PROBLEM TO SOLVE: From the entries that follow, copy each line in which "JSON" appears.

= Beginning of Section =

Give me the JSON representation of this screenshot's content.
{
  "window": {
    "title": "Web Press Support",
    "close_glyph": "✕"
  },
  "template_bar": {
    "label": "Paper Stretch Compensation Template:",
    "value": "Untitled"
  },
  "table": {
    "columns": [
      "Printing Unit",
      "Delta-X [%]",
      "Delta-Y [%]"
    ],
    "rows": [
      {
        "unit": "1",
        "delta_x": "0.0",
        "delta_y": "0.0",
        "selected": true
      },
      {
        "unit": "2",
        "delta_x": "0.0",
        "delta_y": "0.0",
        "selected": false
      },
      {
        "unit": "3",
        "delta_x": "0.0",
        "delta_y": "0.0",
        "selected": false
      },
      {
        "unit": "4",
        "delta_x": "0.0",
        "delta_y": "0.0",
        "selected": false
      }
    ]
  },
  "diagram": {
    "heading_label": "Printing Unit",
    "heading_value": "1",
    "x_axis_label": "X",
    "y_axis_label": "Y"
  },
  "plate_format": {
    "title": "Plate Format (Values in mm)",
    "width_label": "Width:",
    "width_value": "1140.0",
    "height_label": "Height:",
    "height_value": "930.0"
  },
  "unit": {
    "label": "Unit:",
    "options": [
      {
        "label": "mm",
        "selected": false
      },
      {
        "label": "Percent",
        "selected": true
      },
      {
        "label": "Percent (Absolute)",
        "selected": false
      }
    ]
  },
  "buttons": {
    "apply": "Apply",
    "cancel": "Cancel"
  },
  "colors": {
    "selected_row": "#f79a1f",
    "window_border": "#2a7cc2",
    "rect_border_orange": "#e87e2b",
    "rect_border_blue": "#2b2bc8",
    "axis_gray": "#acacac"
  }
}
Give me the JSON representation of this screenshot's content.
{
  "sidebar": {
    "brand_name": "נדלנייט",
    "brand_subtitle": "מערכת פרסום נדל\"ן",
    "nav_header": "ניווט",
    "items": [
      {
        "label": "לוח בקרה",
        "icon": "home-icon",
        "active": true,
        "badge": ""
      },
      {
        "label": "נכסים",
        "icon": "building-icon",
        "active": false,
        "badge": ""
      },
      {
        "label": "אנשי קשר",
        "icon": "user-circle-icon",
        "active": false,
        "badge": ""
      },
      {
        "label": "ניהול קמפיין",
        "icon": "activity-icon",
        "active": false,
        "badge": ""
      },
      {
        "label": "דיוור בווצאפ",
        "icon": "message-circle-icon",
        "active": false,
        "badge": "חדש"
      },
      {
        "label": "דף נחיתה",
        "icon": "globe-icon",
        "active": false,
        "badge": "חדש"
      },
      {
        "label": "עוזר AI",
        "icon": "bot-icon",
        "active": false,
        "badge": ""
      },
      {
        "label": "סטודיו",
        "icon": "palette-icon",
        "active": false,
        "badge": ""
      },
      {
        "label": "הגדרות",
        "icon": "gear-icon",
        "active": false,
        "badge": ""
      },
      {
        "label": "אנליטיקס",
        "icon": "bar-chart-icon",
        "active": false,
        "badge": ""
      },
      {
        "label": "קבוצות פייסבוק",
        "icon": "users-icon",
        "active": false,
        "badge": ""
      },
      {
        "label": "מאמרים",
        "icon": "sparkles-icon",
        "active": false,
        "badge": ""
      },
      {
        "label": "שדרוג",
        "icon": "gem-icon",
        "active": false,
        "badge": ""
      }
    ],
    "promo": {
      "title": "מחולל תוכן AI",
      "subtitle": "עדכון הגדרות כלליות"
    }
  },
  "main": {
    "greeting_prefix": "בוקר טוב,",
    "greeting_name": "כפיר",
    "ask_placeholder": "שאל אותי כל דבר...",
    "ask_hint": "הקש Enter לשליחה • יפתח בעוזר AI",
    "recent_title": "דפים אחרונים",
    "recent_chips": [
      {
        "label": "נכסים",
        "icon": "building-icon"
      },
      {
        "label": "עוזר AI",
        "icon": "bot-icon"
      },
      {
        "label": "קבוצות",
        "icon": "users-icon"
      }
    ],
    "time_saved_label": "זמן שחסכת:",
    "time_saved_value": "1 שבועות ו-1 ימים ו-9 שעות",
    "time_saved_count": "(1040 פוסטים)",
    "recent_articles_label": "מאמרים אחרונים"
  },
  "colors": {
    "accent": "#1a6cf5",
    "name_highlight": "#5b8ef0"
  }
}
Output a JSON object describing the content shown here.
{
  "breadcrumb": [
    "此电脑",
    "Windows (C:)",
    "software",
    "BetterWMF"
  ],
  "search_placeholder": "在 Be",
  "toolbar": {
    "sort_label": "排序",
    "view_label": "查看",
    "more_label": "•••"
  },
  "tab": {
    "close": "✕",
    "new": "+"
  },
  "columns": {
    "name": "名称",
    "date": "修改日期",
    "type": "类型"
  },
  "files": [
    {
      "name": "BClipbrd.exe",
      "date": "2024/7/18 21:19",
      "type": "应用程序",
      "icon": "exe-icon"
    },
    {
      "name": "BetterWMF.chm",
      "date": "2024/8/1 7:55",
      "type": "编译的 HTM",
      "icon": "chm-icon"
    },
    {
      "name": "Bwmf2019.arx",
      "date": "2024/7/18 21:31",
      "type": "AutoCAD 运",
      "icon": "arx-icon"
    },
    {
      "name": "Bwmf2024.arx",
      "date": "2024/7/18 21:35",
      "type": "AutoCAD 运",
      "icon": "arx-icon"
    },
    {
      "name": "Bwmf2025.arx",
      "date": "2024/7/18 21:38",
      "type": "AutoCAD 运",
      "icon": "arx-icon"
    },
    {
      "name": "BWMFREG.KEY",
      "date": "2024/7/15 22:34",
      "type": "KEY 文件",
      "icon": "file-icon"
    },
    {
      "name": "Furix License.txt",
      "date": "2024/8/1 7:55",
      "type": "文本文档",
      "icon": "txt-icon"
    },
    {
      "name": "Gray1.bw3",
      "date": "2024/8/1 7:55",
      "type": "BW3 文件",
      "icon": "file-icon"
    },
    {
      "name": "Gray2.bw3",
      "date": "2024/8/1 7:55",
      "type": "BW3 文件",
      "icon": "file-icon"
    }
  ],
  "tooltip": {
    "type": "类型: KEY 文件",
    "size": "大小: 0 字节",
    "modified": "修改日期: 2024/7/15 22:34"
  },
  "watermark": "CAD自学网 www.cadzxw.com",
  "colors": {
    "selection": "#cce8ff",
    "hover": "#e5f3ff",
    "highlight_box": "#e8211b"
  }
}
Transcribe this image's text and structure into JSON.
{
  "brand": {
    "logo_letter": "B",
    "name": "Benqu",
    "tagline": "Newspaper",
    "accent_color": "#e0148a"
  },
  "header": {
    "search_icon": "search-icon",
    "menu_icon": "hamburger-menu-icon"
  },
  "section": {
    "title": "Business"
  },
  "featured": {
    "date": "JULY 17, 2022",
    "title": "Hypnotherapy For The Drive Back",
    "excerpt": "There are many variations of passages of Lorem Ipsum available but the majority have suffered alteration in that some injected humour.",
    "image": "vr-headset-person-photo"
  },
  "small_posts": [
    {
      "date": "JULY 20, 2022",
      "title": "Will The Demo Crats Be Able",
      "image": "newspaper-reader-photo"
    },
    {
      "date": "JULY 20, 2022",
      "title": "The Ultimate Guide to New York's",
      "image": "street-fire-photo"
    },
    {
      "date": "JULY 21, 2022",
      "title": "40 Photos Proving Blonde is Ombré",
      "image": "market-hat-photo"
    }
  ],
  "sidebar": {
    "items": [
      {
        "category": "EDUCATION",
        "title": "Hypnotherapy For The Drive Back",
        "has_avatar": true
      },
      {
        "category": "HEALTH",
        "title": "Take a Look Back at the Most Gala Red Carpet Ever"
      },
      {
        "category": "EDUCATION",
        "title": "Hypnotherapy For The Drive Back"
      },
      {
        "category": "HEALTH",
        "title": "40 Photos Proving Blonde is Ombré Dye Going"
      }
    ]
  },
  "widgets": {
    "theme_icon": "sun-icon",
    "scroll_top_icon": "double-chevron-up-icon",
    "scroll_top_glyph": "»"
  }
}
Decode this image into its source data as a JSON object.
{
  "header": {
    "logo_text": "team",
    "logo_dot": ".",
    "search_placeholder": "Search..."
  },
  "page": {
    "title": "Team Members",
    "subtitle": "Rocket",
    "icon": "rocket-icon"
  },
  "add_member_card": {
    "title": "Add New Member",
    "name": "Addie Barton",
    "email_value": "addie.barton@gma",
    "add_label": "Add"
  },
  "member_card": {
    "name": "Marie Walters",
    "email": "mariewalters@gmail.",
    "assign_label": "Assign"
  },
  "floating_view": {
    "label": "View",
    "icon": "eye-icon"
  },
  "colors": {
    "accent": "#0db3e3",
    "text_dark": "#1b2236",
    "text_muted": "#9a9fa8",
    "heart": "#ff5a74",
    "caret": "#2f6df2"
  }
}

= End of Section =

RESULT BELOW:
Give me the JSON representation of this screenshot's content.
Give me the JSON representation of this screenshot's content.
Output a JSON object describing the content shown here.
Transcribe this image's text and structure into JSON.
Decode this image into its source data as a JSON object.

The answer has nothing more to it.